Headaches have multiple causes, and for many women, hormones can be major culprits. If you are prone to headaches, fluctuating hormones due to menstruation, pregnancy or menopause can make them worse or increase their frequency. In fact, 60 percent of women report menstrual migraines. Oral contraceptives and hormone-replacement therapies can also cause hormone levels to fluctuate, leading to headaches. Learn the factors that contribute to headaches and what you can do to get help.
Many women experience headaches that are more frequent or severe before or during menstruation. Estrogen and progesterone levels drop right before the start of menstruation and stay low until it ends.
Estrogen levels increase during pregnancy, so some women experience headaches early in pregnancy. These hormone-induced headaches typically subside after the first trimester, but may return after giving birth, when estrogen levels decrease. The physical changes that occur after delivery, along with the stress of having a new baby and lack of sleep, may cause headaches that are more intense than normal.
Pregnant women may experience tension headaches any time during pregnancy, but these headaches aren’t hormone related.
If you’re pregnant or nursing, ask your doctor about the safety of using pain relievers, because some may be harmful to your baby.
Hormone-related headaches often become more frequent and severe during the years leading up to menopause. Hormones fluctuate and can trigger migraines. Hormone-replacement therapy has mixed results – for some women, headaches improve, but for others, they get worse.
Birth control pills alter the natural rise and fall of hormone levels, so women who use oral contraceptives may experience headaches during the last week of their cycles.
Menstrual or hormonal headaches are similar to regular migraines. These headaches may be preceded by an aura, and women may feel throbbing pain on one side of their heads. They might also experience the following symptoms:
If you have several headaches a month, your doctor may recommend NSAIDs (nonsteroidal anti-inflammatory drugs) or prescription headache medications. A physician can review other medical history to determine which medications will be most effective in treating hormonal headaches. Lifestyle changes, including regular physical activity, relaxation exercises to lower stress, and a healthy diet may also decrease the frequency of headaches.
Women with regular periods should begin taking medication a few days before it starts and continue for two weeks. Physicians may recommend that women with irregular periods or more frequent or severe headaches take medication daily to control symptoms.

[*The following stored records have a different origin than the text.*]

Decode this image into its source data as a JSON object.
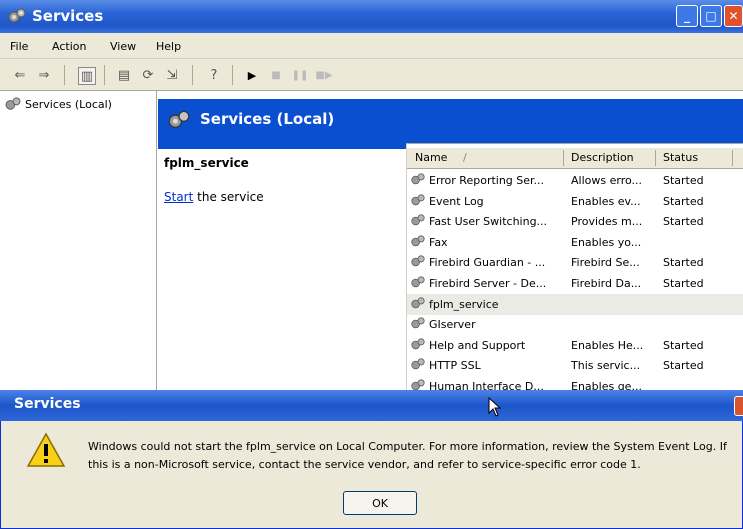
{
  "window": {
    "title": "Services"
  },
  "menu": [
    "File",
    "Action",
    "View",
    "Help"
  ],
  "tree": {
    "root_label": "Services (Local)"
  },
  "panel": {
    "header": "Services (Local)",
    "selected_service": "fplm_service",
    "start_link": "Start",
    "start_suffix": " the service"
  },
  "list": {
    "columns": [
      "Name",
      "Description",
      "Status"
    ],
    "sort_indicator": "/",
    "rows": [
      {
        "name": "Error Reporting Ser...",
        "description": "Allows erro...",
        "status": "Started"
      },
      {
        "name": "Event Log",
        "description": "Enables ev...",
        "status": "Started"
      },
      {
        "name": "Fast User Switching...",
        "description": "Provides m...",
        "status": "Started"
      },
      {
        "name": "Fax",
        "description": "Enables yo...",
        "status": ""
      },
      {
        "name": "Firebird Guardian - ...",
        "description": "Firebird Se...",
        "status": "Started"
      },
      {
        "name": "Firebird Server - De...",
        "description": "Firebird Da...",
        "status": "Started"
      },
      {
        "name": "fplm_service",
        "description": "",
        "status": "",
        "selected": true
      },
      {
        "name": "GIserver",
        "description": "",
        "status": ""
      },
      {
        "name": "Help and Support",
        "description": "Enables He...",
        "status": "Started"
      },
      {
        "name": "HTTP SSL",
        "description": "This servic...",
        "status": "Started"
      },
      {
        "name": "Human Interface D...",
        "description": "Enables ge...",
        "status": ""
      }
    ]
  },
  "dialog": {
    "title": "Services",
    "message_line1": "Windows could not start the fplm_service on Local Computer. For more information, review the System Event Log. If",
    "message_line2": "this is a non-Microsoft service, contact the service vendor, and refer to service-specific error code 1.",
    "ok_label": "OK"
  },
  "colors": {
    "title_blue": "#2a63d6",
    "header_blue": "#0b4fd1",
    "dialog_bg": "#ece9d8",
    "link": "#0033cc"
  },
  "icons": [
    "services-gear-icon",
    "warning-icon",
    "back-icon",
    "forward-icon",
    "play-icon",
    "stop-icon",
    "pause-icon",
    "restart-icon"
  ]
}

Some birth control methods might help with menstrual migraines. If the one you’re taking seems to make them worse, talk with your doctor to see if there’s something that might work differently with your body.
Women’s Medical Associates of Nashville provides expert gynecology and obstetrics services. We can help you reduce the symptoms of menstrual migraines. Contact us today to speak with the most experienced OB/GYNs in Nashville.